1- Simon, a young man with magic powers, invokes the help of the evil forces in order to take revenge on a man who cheated him with a bad cheque.

2- Simon Sinestrari is one of the few true male witches that exist. His ultimate goal is to leave the earth to become a god, and the time for this event is at hand. Is Simon capable of fooling the gods, and will his normal friends be an aid or a problem to the process?

Editado: Maio 31, 2020, 6:11 pm

Yeah, they're both for the same movie, although the first one was probably written by someone who only watched the first 20 minutes of it, and that not closely.

Although Simon's magic is pretty effective, and there are some distinct supernatural manifestations represented with special effects, I found it easy to maintain some metaphysical ambivalence as a viewer. Are his "powers" real, or is he just a nut-case who is finding his niche in a California city? His ceremonial technique is primitive, but credible.

Fev 8, 10:27 am

Two recent FB posts I made about films which should also be of interest here:

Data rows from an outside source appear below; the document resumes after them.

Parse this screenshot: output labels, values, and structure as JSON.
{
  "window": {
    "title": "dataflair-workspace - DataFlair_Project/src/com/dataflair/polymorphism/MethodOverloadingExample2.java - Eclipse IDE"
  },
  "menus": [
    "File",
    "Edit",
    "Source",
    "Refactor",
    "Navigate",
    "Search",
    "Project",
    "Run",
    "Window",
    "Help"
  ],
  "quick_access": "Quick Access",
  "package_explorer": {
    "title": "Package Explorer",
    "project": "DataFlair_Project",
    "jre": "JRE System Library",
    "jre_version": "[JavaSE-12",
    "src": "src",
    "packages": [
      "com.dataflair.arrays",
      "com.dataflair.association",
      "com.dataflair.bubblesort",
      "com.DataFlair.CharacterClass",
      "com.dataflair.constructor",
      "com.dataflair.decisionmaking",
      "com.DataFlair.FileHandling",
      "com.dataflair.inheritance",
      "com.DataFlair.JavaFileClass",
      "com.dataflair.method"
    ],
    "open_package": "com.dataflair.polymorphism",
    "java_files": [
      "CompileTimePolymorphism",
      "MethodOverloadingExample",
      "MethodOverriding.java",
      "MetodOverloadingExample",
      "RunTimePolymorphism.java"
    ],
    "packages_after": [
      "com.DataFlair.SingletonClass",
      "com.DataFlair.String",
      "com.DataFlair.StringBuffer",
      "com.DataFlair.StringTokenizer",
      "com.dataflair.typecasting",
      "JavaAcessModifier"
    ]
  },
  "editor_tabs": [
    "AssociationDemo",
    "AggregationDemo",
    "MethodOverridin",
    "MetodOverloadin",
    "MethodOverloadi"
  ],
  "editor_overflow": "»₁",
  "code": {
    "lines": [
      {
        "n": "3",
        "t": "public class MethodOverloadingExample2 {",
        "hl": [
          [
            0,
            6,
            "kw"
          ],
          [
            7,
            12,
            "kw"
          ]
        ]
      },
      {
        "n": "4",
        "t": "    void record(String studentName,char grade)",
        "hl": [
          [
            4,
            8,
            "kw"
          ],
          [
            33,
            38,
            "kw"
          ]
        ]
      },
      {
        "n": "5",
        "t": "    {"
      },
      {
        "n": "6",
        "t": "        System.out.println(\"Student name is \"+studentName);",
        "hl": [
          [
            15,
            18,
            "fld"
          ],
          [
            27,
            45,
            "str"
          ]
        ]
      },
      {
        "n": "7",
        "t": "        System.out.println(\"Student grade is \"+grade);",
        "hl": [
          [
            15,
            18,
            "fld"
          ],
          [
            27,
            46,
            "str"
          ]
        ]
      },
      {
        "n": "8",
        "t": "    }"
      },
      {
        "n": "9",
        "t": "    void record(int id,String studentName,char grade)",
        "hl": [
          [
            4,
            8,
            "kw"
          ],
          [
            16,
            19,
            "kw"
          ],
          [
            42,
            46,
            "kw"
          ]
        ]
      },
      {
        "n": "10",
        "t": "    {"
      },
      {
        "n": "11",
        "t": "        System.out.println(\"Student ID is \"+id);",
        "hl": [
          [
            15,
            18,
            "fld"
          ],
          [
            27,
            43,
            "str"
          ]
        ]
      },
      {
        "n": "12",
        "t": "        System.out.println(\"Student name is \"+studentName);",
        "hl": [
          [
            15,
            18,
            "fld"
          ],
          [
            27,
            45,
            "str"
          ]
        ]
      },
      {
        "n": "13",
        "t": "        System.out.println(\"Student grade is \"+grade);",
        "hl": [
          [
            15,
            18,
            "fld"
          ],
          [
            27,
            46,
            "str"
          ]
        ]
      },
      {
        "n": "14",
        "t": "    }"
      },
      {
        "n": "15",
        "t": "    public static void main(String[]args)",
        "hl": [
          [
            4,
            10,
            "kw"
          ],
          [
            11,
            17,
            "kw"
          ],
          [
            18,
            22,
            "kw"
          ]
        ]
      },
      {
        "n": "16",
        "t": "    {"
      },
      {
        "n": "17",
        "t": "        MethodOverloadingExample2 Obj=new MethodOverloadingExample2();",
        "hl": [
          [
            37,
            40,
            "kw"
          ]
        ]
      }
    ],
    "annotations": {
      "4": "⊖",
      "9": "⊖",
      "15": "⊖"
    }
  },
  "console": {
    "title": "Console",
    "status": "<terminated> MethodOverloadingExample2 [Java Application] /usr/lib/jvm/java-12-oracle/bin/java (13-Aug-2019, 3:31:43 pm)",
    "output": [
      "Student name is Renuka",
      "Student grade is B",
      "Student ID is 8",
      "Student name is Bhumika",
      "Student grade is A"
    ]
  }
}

Valdimar Jóhannsson's LAMB (2021) turns out to be a fine Icelandic folk horror tale. The story lulls you with it's gentle, if uncanny, fairy-tale nature until the reason for the "lamb" finally becomes clear. The very small cast, including Noomi Rapace, is excellent. This would make a great double feature with THE WHITE REINDEER (1952). I noticed that the genuinely idiotic official trailer truly doesn't seem to understand the film itself and gives much away, although the teaser below works well.

The M.R. James/BBC influence found in the first two stories in REWILDING (2022) is really welcome, and although I've seen variations of the third tale's denouement in other films, it still manages to be especially unsettling here. This excellent review by Dawn Keetley includes an interview with the director. The film is currently a two-dollar rental on Prime.

Nov 16, 12:29 pm

I just stumbled across some promotional journalism regarding the 2023 film Suitable Flesh, which is allegedly an adaptation of "The Thing on the Doorstep." Looks pretty good to me, anybody here seen it yet?

Editado: Nov 21, 1:36 am

Esta mensagem foi removida pelo seu autor.